▶

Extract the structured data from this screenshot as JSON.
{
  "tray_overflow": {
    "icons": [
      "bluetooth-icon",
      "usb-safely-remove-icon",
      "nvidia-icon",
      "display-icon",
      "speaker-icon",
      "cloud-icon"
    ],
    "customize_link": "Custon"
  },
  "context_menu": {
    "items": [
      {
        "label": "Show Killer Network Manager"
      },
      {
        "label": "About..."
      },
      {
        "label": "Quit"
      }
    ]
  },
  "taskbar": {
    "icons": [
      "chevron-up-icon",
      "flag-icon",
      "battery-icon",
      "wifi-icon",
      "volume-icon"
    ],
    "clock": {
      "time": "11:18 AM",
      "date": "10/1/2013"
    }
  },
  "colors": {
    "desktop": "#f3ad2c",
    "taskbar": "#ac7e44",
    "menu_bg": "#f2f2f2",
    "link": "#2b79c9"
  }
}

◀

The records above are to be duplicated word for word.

◆ Finished task
Extract the structured data from this screenshot as JSON.
{
  "tray_overflow": {
    "icons": [
      "bluetooth-icon",
      "usb-safely-remove-icon",
      "nvidia-icon",
      "display-icon",
      "speaker-icon",
      "cloud-icon"
    ],
    "customize_link": "Custon"
  },
  "context_menu": {
    "items": [
      {
        "label": "Show Killer Network Manager"
      },
      {
        "label": "About..."
      },
      {
        "label": "Quit"
      }
    ]
  },
  "taskbar": {
    "icons": [
      "chevron-up-icon",
      "flag-icon",
      "battery-icon",
      "wifi-icon",
      "volume-icon"
    ],
    "clock": {
      "time": "11:18 AM",
      "date": "10/1/2013"
    }
  },
  "colors": {
    "desktop": "#f3ad2c",
    "taskbar": "#ac7e44",
    "menu_bg": "#f2f2f2",
    "link": "#2b79c9"
  }
}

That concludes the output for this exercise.